* Task:
In the records below, find every line that contains "JSON" and list it.

═════ Material shown

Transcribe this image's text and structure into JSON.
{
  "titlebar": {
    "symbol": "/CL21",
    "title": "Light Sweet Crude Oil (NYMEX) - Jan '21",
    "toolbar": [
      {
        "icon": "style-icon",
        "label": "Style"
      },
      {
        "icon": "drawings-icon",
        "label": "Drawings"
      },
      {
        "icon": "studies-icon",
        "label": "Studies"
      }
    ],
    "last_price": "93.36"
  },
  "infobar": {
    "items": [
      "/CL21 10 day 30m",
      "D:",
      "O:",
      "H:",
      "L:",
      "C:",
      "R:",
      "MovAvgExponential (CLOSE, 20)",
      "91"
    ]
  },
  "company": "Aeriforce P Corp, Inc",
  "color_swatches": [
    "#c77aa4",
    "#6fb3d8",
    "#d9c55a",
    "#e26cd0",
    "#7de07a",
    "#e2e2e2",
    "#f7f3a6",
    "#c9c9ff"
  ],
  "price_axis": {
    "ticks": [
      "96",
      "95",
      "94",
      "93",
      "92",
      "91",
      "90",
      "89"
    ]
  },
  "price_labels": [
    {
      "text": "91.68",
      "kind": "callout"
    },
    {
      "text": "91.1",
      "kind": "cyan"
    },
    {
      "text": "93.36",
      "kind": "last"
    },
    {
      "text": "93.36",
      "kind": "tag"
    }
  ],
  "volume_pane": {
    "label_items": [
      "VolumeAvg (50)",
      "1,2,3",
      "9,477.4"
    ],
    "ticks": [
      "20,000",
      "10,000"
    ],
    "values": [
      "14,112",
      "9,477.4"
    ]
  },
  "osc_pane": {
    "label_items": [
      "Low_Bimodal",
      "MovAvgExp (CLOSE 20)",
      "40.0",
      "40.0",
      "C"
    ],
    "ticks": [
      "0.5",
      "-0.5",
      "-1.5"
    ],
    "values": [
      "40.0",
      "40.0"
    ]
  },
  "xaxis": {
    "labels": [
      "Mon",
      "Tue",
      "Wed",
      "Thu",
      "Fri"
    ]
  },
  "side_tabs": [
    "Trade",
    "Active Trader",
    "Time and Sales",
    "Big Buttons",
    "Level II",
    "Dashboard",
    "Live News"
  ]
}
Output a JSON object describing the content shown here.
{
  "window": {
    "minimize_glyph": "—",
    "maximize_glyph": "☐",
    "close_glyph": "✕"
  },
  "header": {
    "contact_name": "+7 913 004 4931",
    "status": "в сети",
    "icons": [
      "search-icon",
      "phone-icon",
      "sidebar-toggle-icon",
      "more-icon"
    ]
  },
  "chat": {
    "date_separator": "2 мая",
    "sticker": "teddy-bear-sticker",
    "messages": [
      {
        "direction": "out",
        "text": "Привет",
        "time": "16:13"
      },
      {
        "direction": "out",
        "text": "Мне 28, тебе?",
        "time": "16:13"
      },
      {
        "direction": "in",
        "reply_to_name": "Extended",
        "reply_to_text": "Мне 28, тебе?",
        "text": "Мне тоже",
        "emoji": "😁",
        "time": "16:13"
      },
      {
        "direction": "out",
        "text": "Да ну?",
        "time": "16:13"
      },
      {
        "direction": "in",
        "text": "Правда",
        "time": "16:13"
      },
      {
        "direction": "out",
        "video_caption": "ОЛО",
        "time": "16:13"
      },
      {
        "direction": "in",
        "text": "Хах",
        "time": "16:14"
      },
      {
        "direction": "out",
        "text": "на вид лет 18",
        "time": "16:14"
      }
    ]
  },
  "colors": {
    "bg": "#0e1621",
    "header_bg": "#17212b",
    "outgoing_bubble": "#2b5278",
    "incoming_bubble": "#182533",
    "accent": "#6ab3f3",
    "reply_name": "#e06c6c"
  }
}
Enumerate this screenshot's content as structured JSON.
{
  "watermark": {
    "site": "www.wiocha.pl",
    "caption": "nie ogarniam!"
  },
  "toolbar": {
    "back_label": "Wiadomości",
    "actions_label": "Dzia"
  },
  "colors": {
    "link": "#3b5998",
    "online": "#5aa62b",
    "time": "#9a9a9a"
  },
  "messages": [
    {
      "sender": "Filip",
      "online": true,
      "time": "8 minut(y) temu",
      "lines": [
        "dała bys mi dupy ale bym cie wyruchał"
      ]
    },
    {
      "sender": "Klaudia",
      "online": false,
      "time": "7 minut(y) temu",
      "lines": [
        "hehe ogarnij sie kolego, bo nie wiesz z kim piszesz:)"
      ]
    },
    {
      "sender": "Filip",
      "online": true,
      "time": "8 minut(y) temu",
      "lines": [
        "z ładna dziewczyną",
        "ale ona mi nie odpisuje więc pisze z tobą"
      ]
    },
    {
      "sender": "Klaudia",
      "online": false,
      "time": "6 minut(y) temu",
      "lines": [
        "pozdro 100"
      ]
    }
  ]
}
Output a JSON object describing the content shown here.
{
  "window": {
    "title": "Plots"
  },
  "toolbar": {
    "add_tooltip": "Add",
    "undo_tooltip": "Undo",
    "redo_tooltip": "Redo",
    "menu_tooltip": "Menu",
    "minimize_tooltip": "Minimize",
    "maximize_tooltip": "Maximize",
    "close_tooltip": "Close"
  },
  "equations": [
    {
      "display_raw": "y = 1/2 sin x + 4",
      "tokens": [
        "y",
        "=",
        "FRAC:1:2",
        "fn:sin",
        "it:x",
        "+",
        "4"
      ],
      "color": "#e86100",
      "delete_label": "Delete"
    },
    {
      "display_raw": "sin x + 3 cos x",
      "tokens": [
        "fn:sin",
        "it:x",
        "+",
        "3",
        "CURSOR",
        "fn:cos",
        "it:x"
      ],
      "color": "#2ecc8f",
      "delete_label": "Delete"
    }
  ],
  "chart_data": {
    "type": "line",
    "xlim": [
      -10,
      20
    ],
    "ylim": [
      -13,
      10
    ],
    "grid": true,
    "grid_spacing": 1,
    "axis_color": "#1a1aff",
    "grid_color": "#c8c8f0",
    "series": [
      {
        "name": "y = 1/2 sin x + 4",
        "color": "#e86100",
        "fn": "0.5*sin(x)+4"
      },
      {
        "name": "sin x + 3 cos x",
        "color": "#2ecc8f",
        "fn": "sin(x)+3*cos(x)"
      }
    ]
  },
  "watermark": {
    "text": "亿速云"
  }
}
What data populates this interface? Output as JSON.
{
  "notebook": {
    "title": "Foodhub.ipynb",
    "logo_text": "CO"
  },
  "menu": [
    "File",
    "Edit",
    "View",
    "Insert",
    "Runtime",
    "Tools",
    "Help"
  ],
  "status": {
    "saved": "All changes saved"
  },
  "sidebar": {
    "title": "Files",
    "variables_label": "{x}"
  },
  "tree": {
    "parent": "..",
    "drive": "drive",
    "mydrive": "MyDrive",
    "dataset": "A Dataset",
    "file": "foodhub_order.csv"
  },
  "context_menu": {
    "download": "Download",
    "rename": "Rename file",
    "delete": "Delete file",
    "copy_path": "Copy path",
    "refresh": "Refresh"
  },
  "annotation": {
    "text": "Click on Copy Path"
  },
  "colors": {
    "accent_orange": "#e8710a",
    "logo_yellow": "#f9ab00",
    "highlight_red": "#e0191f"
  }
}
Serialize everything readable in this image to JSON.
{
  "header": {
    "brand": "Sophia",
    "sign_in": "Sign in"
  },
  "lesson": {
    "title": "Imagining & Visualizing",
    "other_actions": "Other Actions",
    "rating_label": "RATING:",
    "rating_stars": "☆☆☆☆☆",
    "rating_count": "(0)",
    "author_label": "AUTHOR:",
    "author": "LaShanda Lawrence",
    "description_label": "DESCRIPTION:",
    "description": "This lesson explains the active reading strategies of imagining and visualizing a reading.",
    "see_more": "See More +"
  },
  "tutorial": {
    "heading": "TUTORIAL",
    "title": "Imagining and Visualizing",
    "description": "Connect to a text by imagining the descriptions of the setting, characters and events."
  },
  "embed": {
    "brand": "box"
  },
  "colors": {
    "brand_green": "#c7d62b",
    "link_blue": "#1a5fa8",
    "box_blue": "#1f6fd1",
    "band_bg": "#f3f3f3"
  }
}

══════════

* Your response:
Transcribe this image's text and structure into JSON.
Output a JSON object describing the content shown here.
Enumerate this screenshot's content as structured JSON.
Output a JSON object describing the content shown here.
What data populates this interface? Output as JSON.
Serialize everything readable in this image to JSON.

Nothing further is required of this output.